Authentication, outcomes assessment, and course equivalency are also issues of growing concern to accrediting, state, and federal agencies. Is the student doing the work? Is the student who he or she really claims to be? How can this be verified? Are the classes equivalent to face-to-face sections? How will evidence of outcomes be assessed? Administrators and faculty must carefully consider how to address these matters, keeping in mind the consequences of their decisions. For example, some decisions could limit students’ flexibility of access, such as mandating on-site proctored exams; require the purchase of software or hardware such as video cameras or biometric devices; or place other burdens on students. Although some of these options might be necessary, institutions would do well to consider their ramifications in advance to better provide support during and after implementation.

Add to the question of authentication the related issue of academic integrity, which has long been a concern of online instructors. Many of these faculty members have developed strategies such as proctored exams and the use of services such as Turnitin.com, none of which are without some degree of controversy themselves. If proctored exams are required, for example, how might this affect online students adversely? And does the campus have the facilities to support a large increase in the need for testing facitlities, especially if these must be equipped with computers?

Furthermore, instructors need to consider the issue of classroom behavior. Some students exhibit highly inappropriate behavior online in communications with their instructor and classmates. Should the instructor delete offensive posts? How many warnings should students receive before disciplinary action is taken? Should students be banned from public communications in extreme situations? Instructors must be prepared for this possibility and develop strategies for preventing it and for dealing with it should it take place.

Online Instruction as a Double-Edged Sword

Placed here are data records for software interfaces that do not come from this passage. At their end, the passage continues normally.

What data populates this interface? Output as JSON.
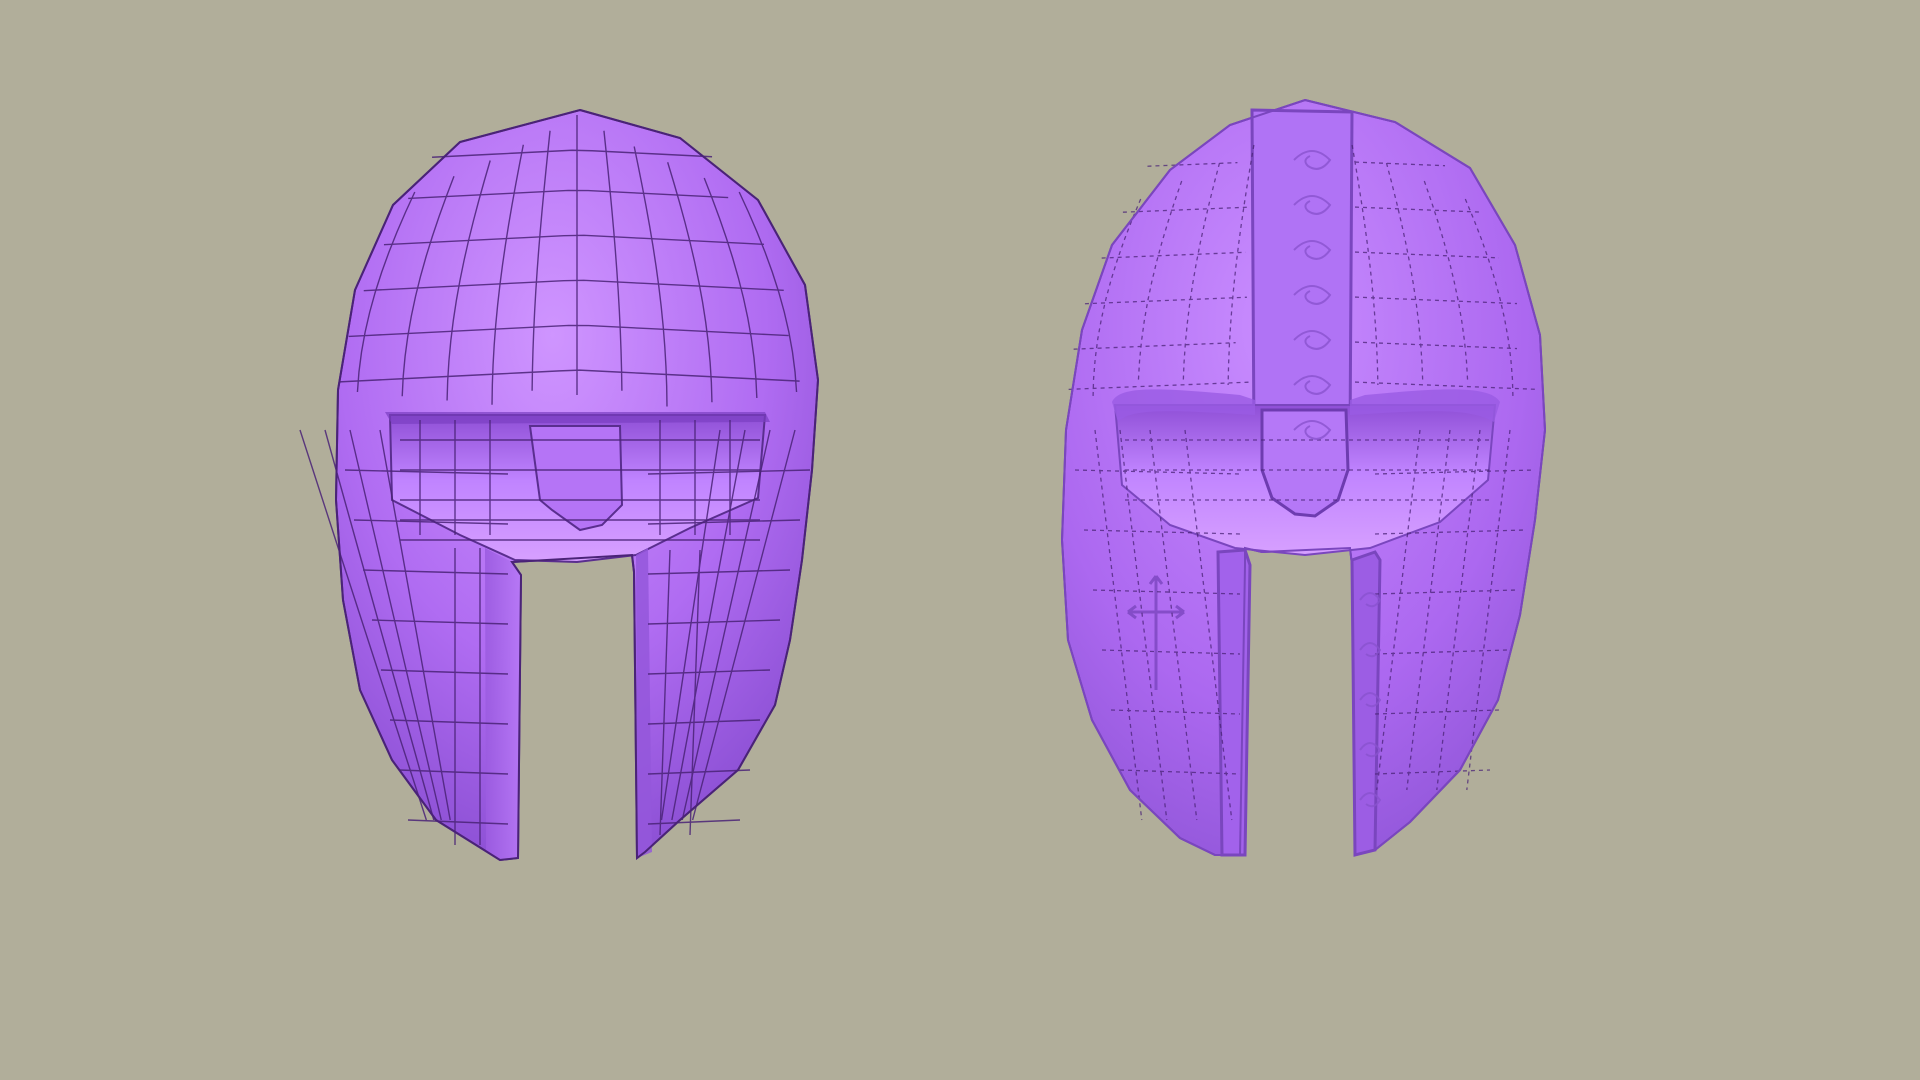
{
  "scene": {
    "background_color": "#B1AE9A",
    "helmet_base_color": "#B06CF2",
    "helmet_light_color": "#D39BFF",
    "helmet_shadow_color": "#7C3FC4",
    "wire_color": "#4A2377",
    "models": [
      {
        "name": "low-poly-helmet",
        "wireframe": "solid",
        "detail": "plain"
      },
      {
        "name": "sculpted-helmet",
        "wireframe": "dashed",
        "detail": "ornamented"
      }
    ]
  }
}
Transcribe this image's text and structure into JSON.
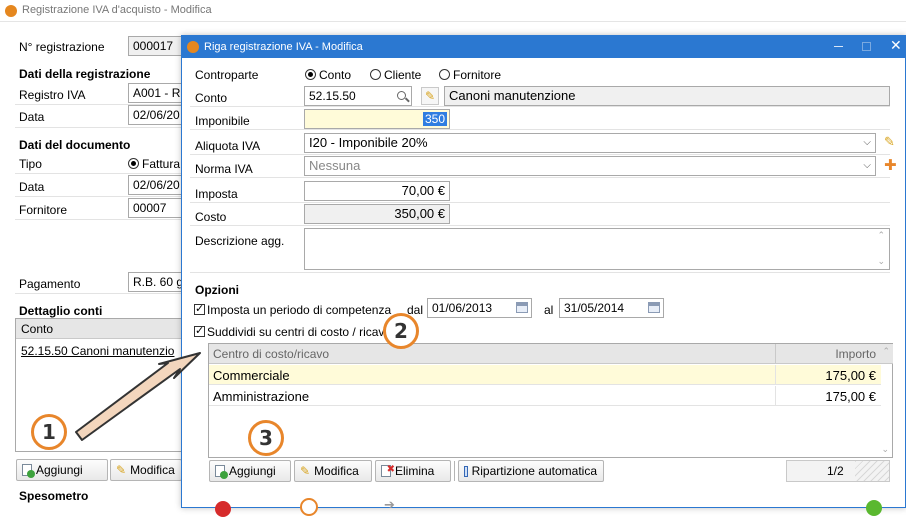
{
  "main_window": {
    "title": "Registrazione IVA d'acquisto - Modifica",
    "reg_label": "N° registrazione",
    "reg_value": "000017",
    "section_reg": "Dati della registrazione",
    "registro_label": "Registro IVA",
    "registro_value": "A001 - R",
    "data_label": "Data",
    "data_value": "02/06/20",
    "section_doc": "Dati del documento",
    "tipo_label": "Tipo",
    "tipo_option": "Fattura",
    "data2_label": "Data",
    "data2_value": "02/06/20",
    "fornitore_label": "Fornitore",
    "fornitore_value": "00007",
    "pagamento_label": "Pagamento",
    "pagamento_value": "R.B. 60 g",
    "section_dettaglio": "Dettaglio conti",
    "conti_header": "Conto",
    "conti_row": "52.15.50 Canoni manutenzio",
    "add_button": "Aggiungi",
    "edit_button": "Modifica",
    "section_spesometro": "Spesometro"
  },
  "dialog": {
    "title": "Riga registrazione IVA - Modifica",
    "controparte_label": "Controparte",
    "controparte_options": [
      "Conto",
      "Cliente",
      "Fornitore"
    ],
    "conto_label": "Conto",
    "conto_value": "52.15.50",
    "conto_desc": "Canoni manutenzione",
    "imponibile_label": "Imponibile",
    "imponibile_value": "350",
    "aliquota_label": "Aliquota IVA",
    "aliquota_value": "I20 - Imponibile 20%",
    "norma_label": "Norma IVA",
    "norma_placeholder": "Nessuna",
    "imposta_label": "Imposta",
    "imposta_value": "70,00 €",
    "costo_label": "Costo",
    "costo_value": "350,00 €",
    "descrizione_label": "Descrizione agg.",
    "opzioni_label": "Opzioni",
    "periodo_check": "Imposta un periodo di competenza",
    "dal_label": "dal",
    "dal_value": "01/06/2013",
    "al_label": "al",
    "al_value": "31/05/2014",
    "suddividi_check": "Suddividi su centri di costo / ricavo",
    "table": {
      "col1": "Centro di costo/ricavo",
      "col2": "Importo",
      "rows": [
        {
          "name": "Commerciale",
          "amount": "175,00 €"
        },
        {
          "name": "Amministrazione",
          "amount": "175,00 €"
        }
      ]
    },
    "btn_add": "Aggiungi",
    "btn_edit": "Modifica",
    "btn_delete": "Elimina",
    "btn_auto": "Ripartizione automatica",
    "page_counter": "1/2"
  },
  "callouts": [
    "1",
    "2",
    "3"
  ],
  "colors": {
    "dialog_title_bg": "#2b78d1",
    "highlight": "#2f7de1",
    "callout_orange": "#e8862b",
    "table_header_bg": "#e6e6e6"
  }
}
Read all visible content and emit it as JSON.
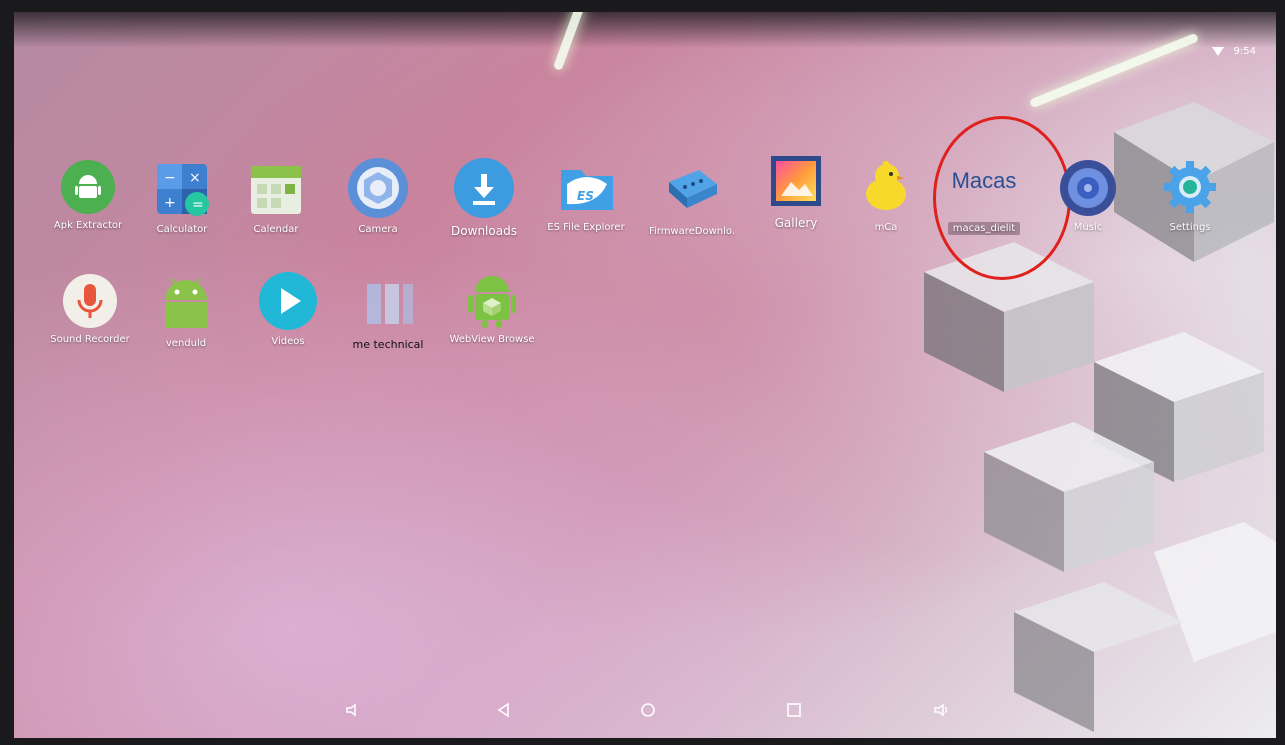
{
  "status": {
    "time": "9:54"
  },
  "apps_row1": [
    {
      "label": "Apk Extractor",
      "icon": "android-green-circle-icon"
    },
    {
      "label": "Calculator",
      "icon": "calculator-icon"
    },
    {
      "label": "Calendar",
      "icon": "calendar-icon"
    },
    {
      "label": "Camera",
      "icon": "camera-icon"
    },
    {
      "label": "Downloads",
      "icon": "download-icon"
    },
    {
      "label": "ES File Explorer",
      "icon": "es-folder-icon"
    },
    {
      "label": "FirmwareDownlo.",
      "icon": "serial-cable-icon"
    },
    {
      "label": "Gallery",
      "icon": "gallery-icon"
    },
    {
      "label": "mCa",
      "icon": "chick-icon"
    },
    {
      "label": "macas_dielit",
      "icon": "macas-text-icon",
      "icon_text": "Macas"
    },
    {
      "label": "Music",
      "icon": "music-speaker-icon"
    },
    {
      "label": "Settings",
      "icon": "gear-icon"
    }
  ],
  "apps_row2": [
    {
      "label": "Sound Recorder",
      "icon": "microphone-icon"
    },
    {
      "label": "venduld",
      "icon": "android-icon"
    },
    {
      "label": "Videos",
      "icon": "play-icon"
    },
    {
      "label": "me technical",
      "icon": "blank-app-icon"
    },
    {
      "label": "WebView Browse",
      "icon": "android-cube-icon"
    }
  ],
  "nav": [
    "volume-down-icon",
    "back-icon",
    "home-icon",
    "recents-icon",
    "volume-up-icon"
  ],
  "colors": {
    "highlight": "#e0201c"
  }
}
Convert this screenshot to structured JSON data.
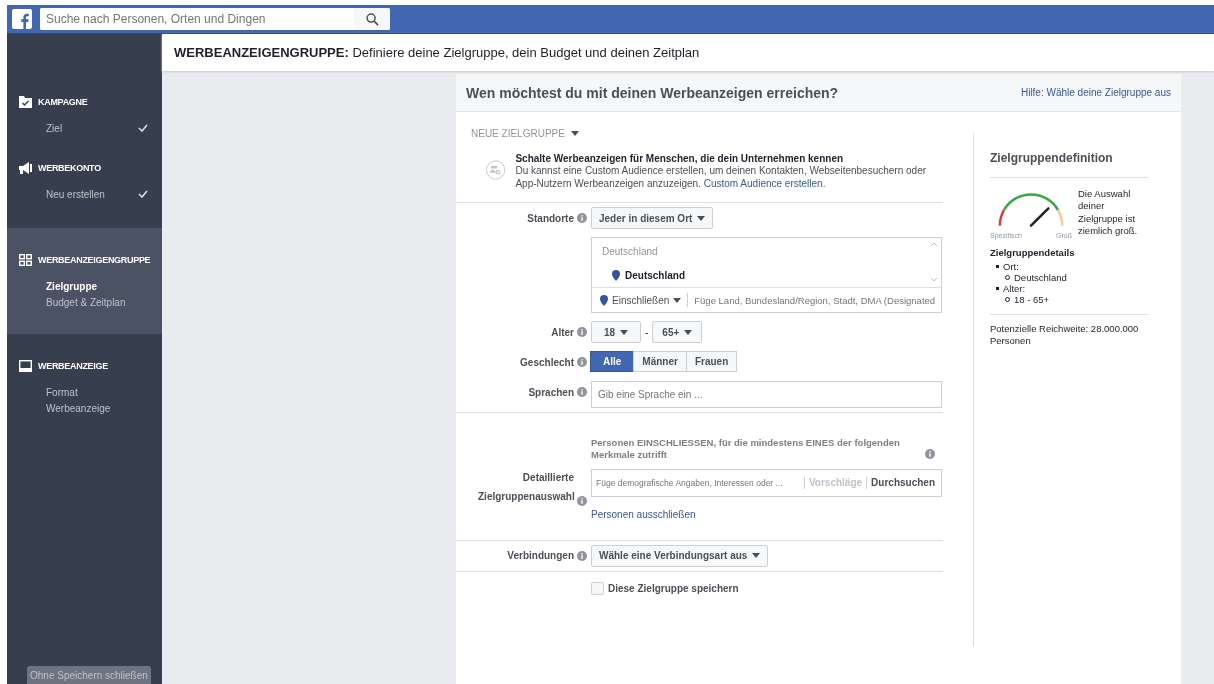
{
  "top_bar": {
    "search_placeholder": "Suche nach Personen, Orten und Dingen"
  },
  "sidebar": {
    "sections": [
      {
        "kind": "campaign",
        "title": "KAMPAGNE",
        "selected": false,
        "items": [
          {
            "label": "Ziel",
            "selected": false,
            "done": true
          }
        ]
      },
      {
        "kind": "account",
        "title": "WERBEKONTO",
        "selected": false,
        "items": [
          {
            "label": "Neu erstellen",
            "selected": false,
            "done": true
          }
        ]
      },
      {
        "kind": "adset",
        "title": "WERBEANZEIGENGRUPPE",
        "selected": true,
        "items": [
          {
            "label": "Zielgruppe",
            "selected": true,
            "done": false
          },
          {
            "label": "Budget & Zeitplan",
            "selected": false,
            "done": false
          }
        ]
      },
      {
        "kind": "ad",
        "title": "WERBEANZEIGE",
        "selected": false,
        "items": [
          {
            "label": "Format",
            "selected": false,
            "done": false
          },
          {
            "label": "Werbeanzeige",
            "selected": false,
            "done": false
          }
        ]
      }
    ],
    "close_button": "Ohne Speichern schließen"
  },
  "header": {
    "title": "**WERBEANZEIGENGRUPPE:** Definiere deine Zielgruppe, dein Budget und deinen Zeitplan"
  },
  "audience_card": {
    "heading": "Wen möchtest du mit deinen Werbeanzeigen erreichen?",
    "help_link": "Hilfe: Wähle deine Zielgruppe aus",
    "new_audience_dropdown": "NEUE ZIELGRUPPE",
    "custom_audience": {
      "title": "Schalte Werbeanzeigen für Menschen, die dein Unternehmen kennen",
      "text": "Du kannst eine Custom Audience erstellen, um deinen Kontakten, Webseitenbesuchern oder App-Nutzern Werbeanzeigen anzuzeigen.",
      "link": "Custom Audience erstellen."
    },
    "locations": {
      "label": "Standorte",
      "dropdown": "Jeder in diesem Ort",
      "group": "Deutschland",
      "selected_location": "Deutschland",
      "include_dropdown": "Einschließen",
      "placeholder": "Füge Land, Bundesland/Region, Stadt, DMA (Designated"
    },
    "age": {
      "label": "Alter",
      "from": "18",
      "separator": "-",
      "to": "65+"
    },
    "gender": {
      "label": "Geschlecht",
      "options": [
        {
          "label": "Alle",
          "selected": true
        },
        {
          "label": "Männer",
          "selected": false
        },
        {
          "label": "Frauen",
          "selected": false
        }
      ]
    },
    "languages": {
      "label": "Sprachen",
      "placeholder": "Gib eine Sprache ein ..."
    },
    "detailed_targeting": {
      "label": "Detaillierte Zielgruppenauswahl",
      "hint": "Personen EINSCHLIESSEN, für die mindestens EINES der folgenden Merkmale zutrifft",
      "placeholder": "Füge demografische Angaben, Interessen oder ...",
      "suggestions_link": "Vorschläge",
      "browse_link": "Durchsuchen",
      "exclude_link": "Personen ausschließen"
    },
    "connections": {
      "label": "Verbindungen",
      "dropdown": "Wähle eine Verbindungsart aus"
    },
    "save_audience": {
      "label": "Diese Zielgruppe speichern",
      "checked": false
    }
  },
  "definition_panel": {
    "title": "Zielgruppendefinition",
    "gauge": {
      "level": 0.75,
      "left_label": "Spezifisch",
      "right_label": "Groß",
      "text": "Die Auswahl deiner Zielgruppe ist ziemlich groß."
    },
    "details_title": "Zielgruppendetails",
    "details": [
      {
        "label": "Ort:",
        "children": [
          {
            "label": "Deutschland"
          }
        ]
      },
      {
        "label": "Alter:",
        "children": [
          {
            "label": "18 - 65+"
          }
        ]
      }
    ],
    "reach": "Potenzielle Reichweite: 28.000.000 Personen"
  }
}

Online learning is truly a double-edged sword; while proponents are quick to proclaim the many advantages of Internet-based education, these same benefits often prove to be complications. Those institutions and instructors who dove into this brave new world as early adopters are well aware of these, as their experiences and research clearly demonstrate. Faculty members from around the country shared their experiences, both good and bad, at the League’s Innovations conference in March 2012, and they were remarkably consistent.

Ideally, all of the challenges described here can be overcome with proper planning, training, and creativity. It is best to anticipate possible problems in instructional and institutional planning for online and cloud-based learning rather than correct them afterwards. Whether preparing to provide online instruction for the first time or assessing an ongoing program of Internet-based courses and services, educators must face these challenges honestly and critically if cloud-based educational programs and the faculty members who serve them are to be successful. As free and for-profit cloud-based learning opportunities increasingly pop up, our challenge is to stay relevant and provide superior service to our students, making this endeavor even more urgent.

 

Brian Fox is a member of the Business Programs department of Santa Fe College in Gainesville, Florida, and serves as the lead faculty member of the Office Systems Technology programs.

Opinions expressed in Learning Abstracts are those of the author and do not necessarily represent those of the League for Innovation in the Community College.

Posted by The League for Innovation in the Community College on 08/06/2012 at 12:56 PM | Categories: Learning Abstracts -